** GIVEN INFORMATION follows **

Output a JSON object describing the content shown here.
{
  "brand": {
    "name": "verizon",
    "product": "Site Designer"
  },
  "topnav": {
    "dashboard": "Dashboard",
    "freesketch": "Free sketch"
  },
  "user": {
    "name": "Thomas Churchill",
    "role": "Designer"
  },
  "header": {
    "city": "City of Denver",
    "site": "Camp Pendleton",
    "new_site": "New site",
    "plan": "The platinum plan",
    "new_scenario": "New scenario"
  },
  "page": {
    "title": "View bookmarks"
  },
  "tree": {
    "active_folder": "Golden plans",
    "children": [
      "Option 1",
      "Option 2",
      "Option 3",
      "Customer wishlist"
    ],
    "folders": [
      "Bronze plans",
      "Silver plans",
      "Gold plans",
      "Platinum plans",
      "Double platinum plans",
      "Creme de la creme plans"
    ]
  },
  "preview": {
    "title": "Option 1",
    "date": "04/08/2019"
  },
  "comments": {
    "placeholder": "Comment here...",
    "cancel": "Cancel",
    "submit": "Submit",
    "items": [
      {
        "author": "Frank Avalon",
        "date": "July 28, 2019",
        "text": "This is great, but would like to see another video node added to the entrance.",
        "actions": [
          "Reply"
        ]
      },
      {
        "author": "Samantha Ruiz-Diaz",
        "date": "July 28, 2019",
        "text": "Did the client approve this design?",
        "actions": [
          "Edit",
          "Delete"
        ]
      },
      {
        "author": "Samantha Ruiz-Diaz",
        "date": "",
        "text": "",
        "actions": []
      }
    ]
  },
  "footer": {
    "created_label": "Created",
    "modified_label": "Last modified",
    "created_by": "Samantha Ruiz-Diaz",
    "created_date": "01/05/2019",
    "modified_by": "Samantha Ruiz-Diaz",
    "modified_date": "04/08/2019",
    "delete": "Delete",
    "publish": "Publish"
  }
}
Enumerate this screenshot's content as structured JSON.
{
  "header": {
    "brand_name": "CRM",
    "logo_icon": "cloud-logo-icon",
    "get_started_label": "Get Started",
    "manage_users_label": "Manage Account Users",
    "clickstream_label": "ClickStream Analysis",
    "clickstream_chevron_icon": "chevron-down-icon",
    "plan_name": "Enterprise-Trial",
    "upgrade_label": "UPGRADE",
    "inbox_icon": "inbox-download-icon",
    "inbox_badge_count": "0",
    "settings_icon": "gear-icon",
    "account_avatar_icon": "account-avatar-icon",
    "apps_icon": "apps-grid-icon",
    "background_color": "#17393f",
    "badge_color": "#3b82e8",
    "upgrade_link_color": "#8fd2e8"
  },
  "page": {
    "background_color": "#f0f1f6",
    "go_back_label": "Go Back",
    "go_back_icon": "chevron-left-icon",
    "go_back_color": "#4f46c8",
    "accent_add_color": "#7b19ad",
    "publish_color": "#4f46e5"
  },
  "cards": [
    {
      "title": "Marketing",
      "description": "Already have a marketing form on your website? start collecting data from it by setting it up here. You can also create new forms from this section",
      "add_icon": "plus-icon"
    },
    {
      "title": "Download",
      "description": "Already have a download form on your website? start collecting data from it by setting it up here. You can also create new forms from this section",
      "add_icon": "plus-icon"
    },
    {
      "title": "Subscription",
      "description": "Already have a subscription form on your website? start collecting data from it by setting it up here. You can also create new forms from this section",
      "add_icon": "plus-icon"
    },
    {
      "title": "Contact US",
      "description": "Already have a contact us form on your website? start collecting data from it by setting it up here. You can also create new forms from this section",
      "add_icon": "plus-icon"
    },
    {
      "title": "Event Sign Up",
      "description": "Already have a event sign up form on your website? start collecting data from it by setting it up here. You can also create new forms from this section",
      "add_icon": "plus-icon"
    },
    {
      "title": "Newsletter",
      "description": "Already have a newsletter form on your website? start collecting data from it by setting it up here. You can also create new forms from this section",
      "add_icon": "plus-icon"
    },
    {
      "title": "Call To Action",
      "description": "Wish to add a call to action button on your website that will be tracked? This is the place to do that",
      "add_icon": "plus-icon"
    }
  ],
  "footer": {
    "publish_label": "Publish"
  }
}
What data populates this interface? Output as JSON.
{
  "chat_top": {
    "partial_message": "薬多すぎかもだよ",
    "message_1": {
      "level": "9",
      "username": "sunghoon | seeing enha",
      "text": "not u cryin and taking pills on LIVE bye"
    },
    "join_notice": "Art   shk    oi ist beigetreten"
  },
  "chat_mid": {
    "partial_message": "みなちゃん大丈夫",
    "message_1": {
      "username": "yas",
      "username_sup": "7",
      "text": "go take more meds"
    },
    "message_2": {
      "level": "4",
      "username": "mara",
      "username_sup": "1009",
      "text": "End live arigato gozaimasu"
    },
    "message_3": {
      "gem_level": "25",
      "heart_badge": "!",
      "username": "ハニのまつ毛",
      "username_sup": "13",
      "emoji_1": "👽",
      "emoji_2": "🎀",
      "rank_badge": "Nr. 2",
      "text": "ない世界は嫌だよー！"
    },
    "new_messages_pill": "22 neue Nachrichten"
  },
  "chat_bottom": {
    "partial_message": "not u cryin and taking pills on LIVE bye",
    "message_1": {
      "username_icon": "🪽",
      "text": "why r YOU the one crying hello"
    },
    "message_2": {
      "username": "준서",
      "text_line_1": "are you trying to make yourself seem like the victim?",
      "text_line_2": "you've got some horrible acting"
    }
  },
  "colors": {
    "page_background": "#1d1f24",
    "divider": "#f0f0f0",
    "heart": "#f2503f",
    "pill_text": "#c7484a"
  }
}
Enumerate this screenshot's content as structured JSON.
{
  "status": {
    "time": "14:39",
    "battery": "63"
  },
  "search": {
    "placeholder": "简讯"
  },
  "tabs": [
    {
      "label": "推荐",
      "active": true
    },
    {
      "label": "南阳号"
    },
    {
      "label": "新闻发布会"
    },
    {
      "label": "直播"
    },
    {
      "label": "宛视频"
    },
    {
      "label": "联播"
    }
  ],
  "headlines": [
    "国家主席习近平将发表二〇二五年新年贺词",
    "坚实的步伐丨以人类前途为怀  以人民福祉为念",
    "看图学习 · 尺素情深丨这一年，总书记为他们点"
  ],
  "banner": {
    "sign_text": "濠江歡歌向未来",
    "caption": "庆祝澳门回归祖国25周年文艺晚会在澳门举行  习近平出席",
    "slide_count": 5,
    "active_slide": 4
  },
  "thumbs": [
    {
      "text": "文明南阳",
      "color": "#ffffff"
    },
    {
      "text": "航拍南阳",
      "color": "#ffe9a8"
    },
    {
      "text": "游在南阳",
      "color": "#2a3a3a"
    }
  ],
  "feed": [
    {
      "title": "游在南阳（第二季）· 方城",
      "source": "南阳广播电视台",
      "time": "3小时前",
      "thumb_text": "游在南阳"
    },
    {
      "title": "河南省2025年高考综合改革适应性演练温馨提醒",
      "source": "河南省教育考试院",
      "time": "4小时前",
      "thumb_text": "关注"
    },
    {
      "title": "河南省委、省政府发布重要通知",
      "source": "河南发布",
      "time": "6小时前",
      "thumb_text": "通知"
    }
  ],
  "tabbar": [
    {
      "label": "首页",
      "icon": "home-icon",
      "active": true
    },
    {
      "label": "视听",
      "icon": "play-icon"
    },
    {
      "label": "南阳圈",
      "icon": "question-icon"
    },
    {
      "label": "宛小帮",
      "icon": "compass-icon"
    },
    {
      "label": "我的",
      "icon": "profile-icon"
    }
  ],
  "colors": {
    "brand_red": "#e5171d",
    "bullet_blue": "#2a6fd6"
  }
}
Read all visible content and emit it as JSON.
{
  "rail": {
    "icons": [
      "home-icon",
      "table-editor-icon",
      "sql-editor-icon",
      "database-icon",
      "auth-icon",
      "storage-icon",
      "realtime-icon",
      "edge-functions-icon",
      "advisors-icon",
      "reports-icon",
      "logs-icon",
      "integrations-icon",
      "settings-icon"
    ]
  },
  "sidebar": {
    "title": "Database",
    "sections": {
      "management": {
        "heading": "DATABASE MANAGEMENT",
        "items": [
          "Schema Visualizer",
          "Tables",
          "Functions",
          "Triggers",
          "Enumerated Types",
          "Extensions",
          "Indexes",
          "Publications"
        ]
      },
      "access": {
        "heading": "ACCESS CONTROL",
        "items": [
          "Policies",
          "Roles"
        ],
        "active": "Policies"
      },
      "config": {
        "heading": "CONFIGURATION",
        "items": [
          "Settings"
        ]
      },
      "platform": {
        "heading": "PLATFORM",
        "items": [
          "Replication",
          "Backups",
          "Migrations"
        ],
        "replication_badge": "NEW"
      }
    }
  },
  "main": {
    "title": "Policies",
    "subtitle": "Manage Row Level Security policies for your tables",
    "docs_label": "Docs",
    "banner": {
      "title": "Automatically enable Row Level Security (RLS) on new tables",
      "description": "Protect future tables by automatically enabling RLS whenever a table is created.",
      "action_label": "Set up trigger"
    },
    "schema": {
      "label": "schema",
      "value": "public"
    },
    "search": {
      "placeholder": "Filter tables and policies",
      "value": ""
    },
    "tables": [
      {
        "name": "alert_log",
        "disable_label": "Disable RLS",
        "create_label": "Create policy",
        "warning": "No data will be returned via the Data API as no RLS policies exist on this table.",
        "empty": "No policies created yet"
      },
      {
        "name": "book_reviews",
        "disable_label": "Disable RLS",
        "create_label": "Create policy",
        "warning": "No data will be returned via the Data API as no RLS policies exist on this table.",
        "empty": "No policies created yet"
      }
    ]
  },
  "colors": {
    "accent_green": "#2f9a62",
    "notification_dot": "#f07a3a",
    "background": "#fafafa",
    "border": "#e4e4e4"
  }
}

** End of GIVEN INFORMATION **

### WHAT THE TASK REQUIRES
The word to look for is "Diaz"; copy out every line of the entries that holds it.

### SOLUTION
        "author": "Samantha Ruiz-Diaz",
        "author": "Samantha Ruiz-Diaz",
    "created_by": "Samantha Ruiz-Diaz",
    "modified_by": "Samantha Ruiz-Diaz",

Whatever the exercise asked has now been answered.